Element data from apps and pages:
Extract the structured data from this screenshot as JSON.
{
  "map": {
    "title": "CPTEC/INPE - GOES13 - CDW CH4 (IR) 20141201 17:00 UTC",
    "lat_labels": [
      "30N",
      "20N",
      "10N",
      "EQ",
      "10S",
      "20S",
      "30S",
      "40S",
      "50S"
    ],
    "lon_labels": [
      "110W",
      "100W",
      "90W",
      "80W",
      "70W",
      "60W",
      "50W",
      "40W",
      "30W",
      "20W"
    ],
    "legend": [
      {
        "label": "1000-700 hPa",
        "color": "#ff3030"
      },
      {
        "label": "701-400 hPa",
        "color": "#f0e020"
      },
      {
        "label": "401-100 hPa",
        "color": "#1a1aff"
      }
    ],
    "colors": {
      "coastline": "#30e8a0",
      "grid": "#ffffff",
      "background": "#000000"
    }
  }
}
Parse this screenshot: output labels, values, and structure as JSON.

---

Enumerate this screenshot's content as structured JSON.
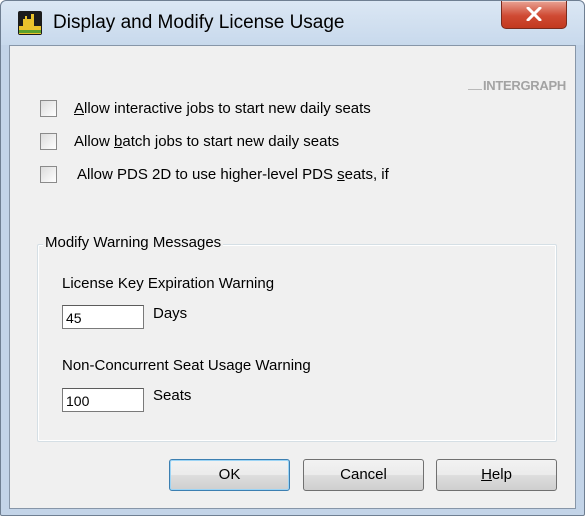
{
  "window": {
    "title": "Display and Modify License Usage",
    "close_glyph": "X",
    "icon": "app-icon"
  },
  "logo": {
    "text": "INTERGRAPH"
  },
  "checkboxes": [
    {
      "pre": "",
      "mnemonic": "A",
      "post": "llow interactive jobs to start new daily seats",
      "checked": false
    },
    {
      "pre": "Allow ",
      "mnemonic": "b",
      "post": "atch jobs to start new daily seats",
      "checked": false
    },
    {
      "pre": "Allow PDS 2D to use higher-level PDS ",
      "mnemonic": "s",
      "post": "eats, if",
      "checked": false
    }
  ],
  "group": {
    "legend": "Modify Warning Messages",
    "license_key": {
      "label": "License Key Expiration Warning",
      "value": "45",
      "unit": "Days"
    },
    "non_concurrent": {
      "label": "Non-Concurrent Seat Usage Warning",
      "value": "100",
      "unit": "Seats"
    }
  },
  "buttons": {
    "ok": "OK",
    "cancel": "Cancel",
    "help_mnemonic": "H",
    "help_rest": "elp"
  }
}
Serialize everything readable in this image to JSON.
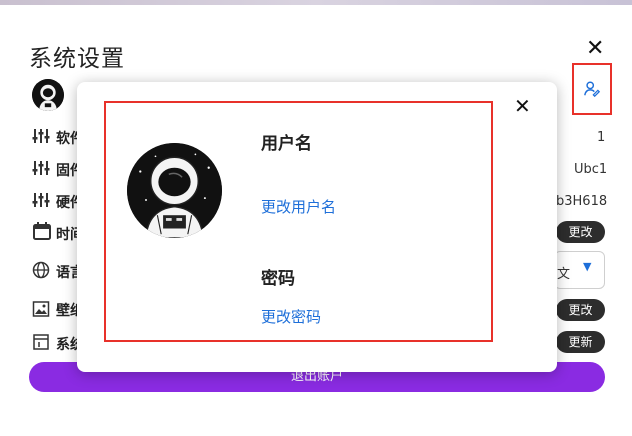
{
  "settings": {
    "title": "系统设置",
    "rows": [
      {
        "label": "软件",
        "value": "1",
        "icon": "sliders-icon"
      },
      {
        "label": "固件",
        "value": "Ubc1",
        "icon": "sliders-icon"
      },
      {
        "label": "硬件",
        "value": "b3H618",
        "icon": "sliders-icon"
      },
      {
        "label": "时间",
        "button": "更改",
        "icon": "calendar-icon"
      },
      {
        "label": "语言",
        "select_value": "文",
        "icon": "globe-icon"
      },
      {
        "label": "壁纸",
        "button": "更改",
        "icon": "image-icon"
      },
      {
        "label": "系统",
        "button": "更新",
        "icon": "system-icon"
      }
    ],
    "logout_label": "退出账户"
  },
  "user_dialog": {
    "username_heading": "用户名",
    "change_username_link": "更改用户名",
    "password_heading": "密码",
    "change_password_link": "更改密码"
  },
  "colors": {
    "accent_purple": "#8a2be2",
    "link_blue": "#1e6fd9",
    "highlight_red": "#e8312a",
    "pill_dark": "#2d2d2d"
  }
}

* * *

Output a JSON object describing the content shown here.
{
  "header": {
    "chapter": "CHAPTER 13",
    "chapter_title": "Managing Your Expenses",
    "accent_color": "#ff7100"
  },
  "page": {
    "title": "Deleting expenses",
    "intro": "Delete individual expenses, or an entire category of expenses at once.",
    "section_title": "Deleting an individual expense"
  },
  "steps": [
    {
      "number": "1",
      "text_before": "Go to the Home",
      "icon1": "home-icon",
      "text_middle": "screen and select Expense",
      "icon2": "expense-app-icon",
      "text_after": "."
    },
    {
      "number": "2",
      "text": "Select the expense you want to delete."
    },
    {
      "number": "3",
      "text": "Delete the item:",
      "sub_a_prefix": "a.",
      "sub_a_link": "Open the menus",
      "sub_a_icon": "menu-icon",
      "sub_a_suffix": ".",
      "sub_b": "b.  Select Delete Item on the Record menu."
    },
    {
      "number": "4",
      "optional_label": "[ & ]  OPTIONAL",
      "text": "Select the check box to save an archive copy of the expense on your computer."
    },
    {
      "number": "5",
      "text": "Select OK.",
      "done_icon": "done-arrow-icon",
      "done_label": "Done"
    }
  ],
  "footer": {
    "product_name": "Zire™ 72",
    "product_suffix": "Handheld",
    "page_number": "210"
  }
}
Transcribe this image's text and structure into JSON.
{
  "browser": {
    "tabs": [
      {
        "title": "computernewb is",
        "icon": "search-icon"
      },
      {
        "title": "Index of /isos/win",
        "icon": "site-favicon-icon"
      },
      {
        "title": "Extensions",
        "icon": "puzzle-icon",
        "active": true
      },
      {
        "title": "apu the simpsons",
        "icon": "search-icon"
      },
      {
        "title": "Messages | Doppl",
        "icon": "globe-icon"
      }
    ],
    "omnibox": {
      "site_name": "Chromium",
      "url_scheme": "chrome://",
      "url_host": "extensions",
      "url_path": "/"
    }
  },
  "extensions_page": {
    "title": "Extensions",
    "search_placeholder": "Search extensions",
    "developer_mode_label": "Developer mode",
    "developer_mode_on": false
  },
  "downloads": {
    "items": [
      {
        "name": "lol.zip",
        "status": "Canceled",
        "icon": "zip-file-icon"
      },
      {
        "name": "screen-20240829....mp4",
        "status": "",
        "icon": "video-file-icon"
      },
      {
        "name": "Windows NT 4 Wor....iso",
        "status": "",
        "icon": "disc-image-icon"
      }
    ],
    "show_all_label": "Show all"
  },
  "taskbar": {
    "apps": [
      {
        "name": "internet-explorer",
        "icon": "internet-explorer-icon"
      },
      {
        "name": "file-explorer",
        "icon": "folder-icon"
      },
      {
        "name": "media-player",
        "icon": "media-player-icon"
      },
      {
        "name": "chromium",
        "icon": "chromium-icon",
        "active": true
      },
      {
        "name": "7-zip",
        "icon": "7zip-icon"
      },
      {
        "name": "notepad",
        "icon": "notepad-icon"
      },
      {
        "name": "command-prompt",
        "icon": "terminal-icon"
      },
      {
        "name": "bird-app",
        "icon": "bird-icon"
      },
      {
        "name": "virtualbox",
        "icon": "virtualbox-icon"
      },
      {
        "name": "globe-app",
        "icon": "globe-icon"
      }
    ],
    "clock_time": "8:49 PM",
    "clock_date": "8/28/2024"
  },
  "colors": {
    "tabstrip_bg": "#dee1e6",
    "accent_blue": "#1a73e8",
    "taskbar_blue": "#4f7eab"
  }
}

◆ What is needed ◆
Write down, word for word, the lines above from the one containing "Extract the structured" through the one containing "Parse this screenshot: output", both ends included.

◆ Answer to the problem ◆
Extract the structured data from this screenshot as JSON.
{
  "map": {
    "title": "CPTEC/INPE - GOES13 - CDW CH4 (IR) 20141201 17:00 UTC",
    "lat_labels": [
      "30N",
      "20N",
      "10N",
      "EQ",
      "10S",
      "20S",
      "30S",
      "40S",
      "50S"
    ],
    "lon_labels": [
      "110W",
      "100W",
      "90W",
      "80W",
      "70W",
      "60W",
      "50W",
      "40W",
      "30W",
      "20W"
    ],
    "legend": [
      {
        "label": "1000-700 hPa",
        "color": "#ff3030"
      },
      {
        "label": "701-400 hPa",
        "color": "#f0e020"
      },
      {
        "label": "401-100 hPa",
        "color": "#1a1aff"
      }
    ],
    "colors": {
      "coastline": "#30e8a0",
      "grid": "#ffffff",
      "background": "#000000"
    }
  }
}
Parse this screenshot: output labels, values, and structure as JSON.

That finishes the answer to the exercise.